Larry Kramer’s play about the disease’s rise in the 1980s is finally adapted for the screen

Ned Weeks (Mark Ruffalo, left, with Taylor Kitsch) tries desperately to raise awareness of AIDS in The Normal Heart. Photograph by: Bell Media
Ned Weeks (Mark Ruffalo, left, with Taylor Kitsch) tries desperately to raise awareness of AIDS in The Normal Heart.
Photograph by: Bell Media
MONTREAL — Better late than never: Almost 30 years after Larry Kramer’s The Normal Heart hit the New York stage and three years after its Tony Award-winning revival on Broadway, this powerhouse piece about the beginnings of a disease, initially referred to as “the gay cancer,” has finally come to the screen. Albeit the small screen, where it premières Sunday at 9 p.m. on HBO Canada.

The film vividly and poignantly recounts the rise of AIDS in New York in the early 1980s. But this semi-autobiographical account — playwright Kramer is HIV-positive — is far more than a painfully graphic reminder of the horrors of AIDS. It also deals with the enormous difficulty in trying to make the public and government aware and to raise funds for research and treatment, and it touches on the infighting among gay activists regarding how best to convey their message.

Much credit must go to Emmy Award-winning director Ryan Murphy (Eat Pray Love, Glee, American Horror Story). Not just for this riveting adaptation, but for getting the project off the ground in the first place. With various players — including Barbra Streisand — involved in trying to bring the play to the screen, Murphy purchased the rights four years ago.

The Normal Heart focuses on writer Ned Weeks (Mark Ruffalo), who seems to be a thinly veiled version of Kramer. A volcanic character to say the least, Weeks is alarmed when he notices that members of New York’s gay community are not only being afflicted with this as-yet-unknown disease, but are dying.

Not that its ravages haven’t hit home for him already, but when his boyfriend, New York Times reporter Felix Turner (Matt Bomer), develops symptoms, Weeks is devastated and becomes desperate trying to rally apathetic folk of all stripes to the cause.

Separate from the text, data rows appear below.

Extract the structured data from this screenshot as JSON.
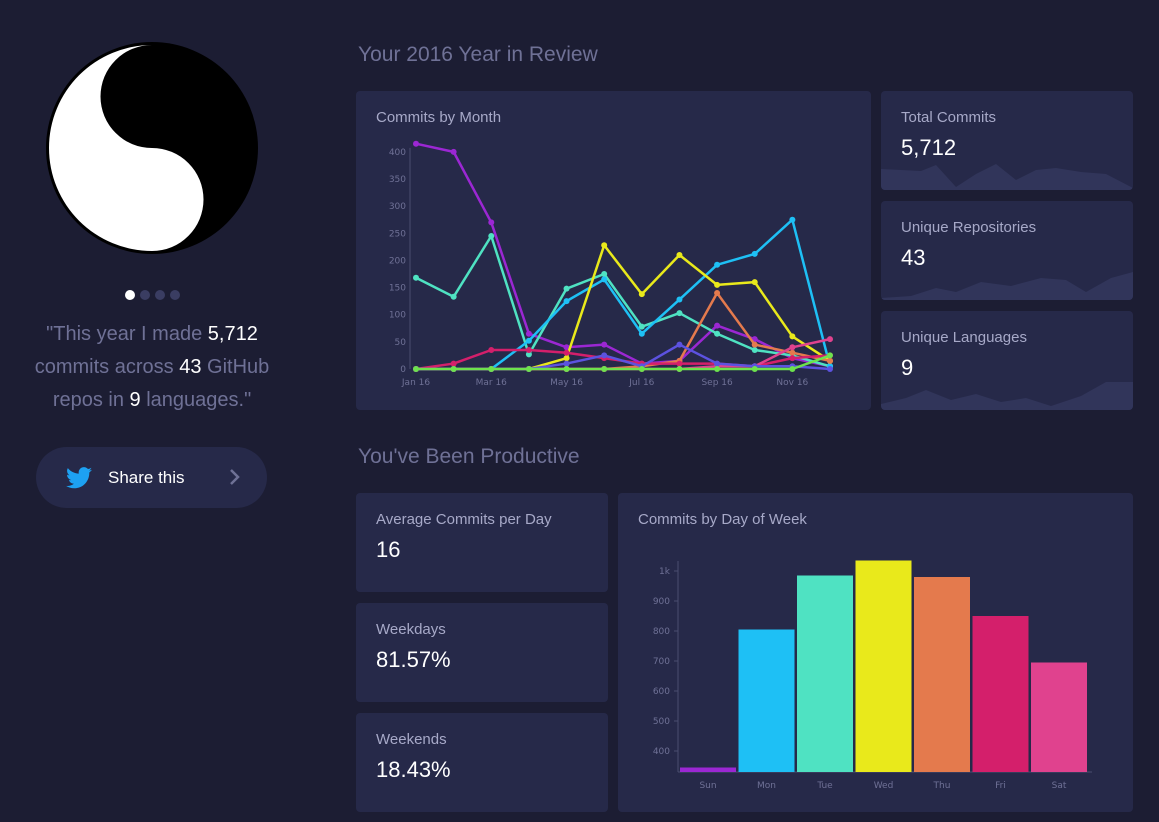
{
  "profile": {
    "quote_parts": [
      "\"This year I made ",
      "5,712",
      " commits across ",
      "43",
      " GitHub repos in ",
      "9",
      " languages.\""
    ],
    "slides": 4,
    "active_slide": 0,
    "share_label": "Share this"
  },
  "year_review": {
    "title": "Your 2016 Year in Review",
    "stats": [
      {
        "label": "Total Commits",
        "value": "5,712"
      },
      {
        "label": "Unique Repositories",
        "value": "43"
      },
      {
        "label": "Unique Languages",
        "value": "9"
      }
    ]
  },
  "productive": {
    "title": "You've Been Productive",
    "stats": [
      {
        "label": "Average Commits per Day",
        "value": "16"
      },
      {
        "label": "Weekdays",
        "value": "81.57%"
      },
      {
        "label": "Weekends",
        "value": "18.43%"
      }
    ]
  },
  "colors": {
    "bg": "#1c1d33",
    "card": "#262949",
    "muted": "#6f7196",
    "twitter": "#1da1f2"
  },
  "chart_data": [
    {
      "type": "line",
      "title": "Commits by Month",
      "x": [
        "Jan 16",
        "Feb 16",
        "Mar 16",
        "Apr 16",
        "May 16",
        "Jun 16",
        "Jul 16",
        "Aug 16",
        "Sep 16",
        "Oct 16",
        "Nov 16",
        "Dec 16"
      ],
      "x_tick_labels": [
        "Jan 16",
        "Mar 16",
        "May 16",
        "Jul 16",
        "Sep 16",
        "Nov 16"
      ],
      "y_ticks": [
        0,
        50,
        100,
        150,
        200,
        250,
        300,
        350,
        400
      ],
      "ylim": [
        0,
        420
      ],
      "grid": false,
      "series": [
        {
          "color": "#9b27d3",
          "values": [
            415,
            400,
            270,
            65,
            40,
            45,
            10,
            15,
            80,
            55,
            20,
            5
          ]
        },
        {
          "color": "#4fe2c2",
          "values": [
            168,
            133,
            245,
            27,
            148,
            175,
            78,
            103,
            65,
            35,
            25,
            5
          ]
        },
        {
          "color": "#1ec0f5",
          "values": [
            0,
            0,
            0,
            52,
            125,
            165,
            65,
            128,
            192,
            212,
            275,
            5
          ]
        },
        {
          "color": "#e9e91b",
          "values": [
            0,
            0,
            0,
            0,
            20,
            228,
            138,
            210,
            155,
            160,
            60,
            15
          ]
        },
        {
          "color": "#e47a4d",
          "values": [
            0,
            0,
            0,
            0,
            0,
            0,
            5,
            15,
            140,
            45,
            30,
            15
          ]
        },
        {
          "color": "#d41f6b",
          "values": [
            0,
            10,
            35,
            35,
            30,
            20,
            10,
            10,
            10,
            5,
            20,
            25
          ]
        },
        {
          "color": "#e0428e",
          "values": [
            0,
            0,
            0,
            0,
            0,
            0,
            0,
            0,
            5,
            5,
            40,
            55
          ]
        },
        {
          "color": "#5c52e0",
          "values": [
            0,
            0,
            0,
            0,
            10,
            25,
            5,
            45,
            10,
            5,
            5,
            0
          ]
        },
        {
          "color": "#6de24d",
          "values": [
            0,
            0,
            0,
            0,
            0,
            0,
            0,
            0,
            0,
            0,
            0,
            25
          ]
        }
      ]
    },
    {
      "type": "bar",
      "title": "Commits by Day of Week",
      "categories": [
        "Sun",
        "Mon",
        "Tue",
        "Wed",
        "Thu",
        "Fri",
        "Sat"
      ],
      "values": [
        345,
        805,
        985,
        1035,
        980,
        850,
        695
      ],
      "colors": [
        "#9b27d3",
        "#1ec0f5",
        "#4fe2c2",
        "#e9e91b",
        "#e47a4d",
        "#d41f6b",
        "#e0428e"
      ],
      "y_ticks": [
        400,
        500,
        600,
        700,
        800,
        900,
        1000
      ],
      "y_tick_labels": [
        "400",
        "500",
        "600",
        "700",
        "800",
        "900",
        "1k"
      ],
      "ylim": [
        330,
        1060
      ],
      "grid": false
    }
  ]
}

Weeks finds at least one important ally: physician Emma Brookner (Julia Roberts), who can relate to feeling isolated. She has been confined to a wheelchair as a result of another virus, polio. Weeks and Brookner are put into the role of crusaders, trying to prevail upon the gay community to “forgo sex,” or at least to take proper precautions. It is, initially, a tough sell for a community that wants to let loose after feeling shackled for so long.

Weeks and friends form the Gay Men’s Health Crisis (GMHC), one of the first advocacy groups for HIV prevention, but there is even dissension in the ranks regarding whether they should use “gay” in the name, for fear of alienating the public.

The tension builds as Weeks finds himself battling other members of the GMHC, particularly investment banker Bruce Niles (Taylor Kitsch), who remains closeted. Trying to mediate is gay activist Tommy Boatwright (Jim Parsons).

In the midst of these squabbles, they have to deal with increasing prejudice from the outside: doctors refusing to examine AIDS patients, pilots refusing to fly them, even technicians refusing to fix their TVs.

As his partner Turner founders, Weeks is at his wit’s end. He tries to explain his frustration to his lawyer brother, Ben (Alfred Molina): “Nobody gives a s–t that we’re dying.” He also informs Ben that he will not speak to him again until Ben accepts him as “a healthy equal.” continue reading »» BY BILL BROWNSTEIN, THE GAZETTE MAY 22, 2014 – The Normal Heart premières Sunday, May 25 at 9 p.m. on HBO Canada.

empower-shape1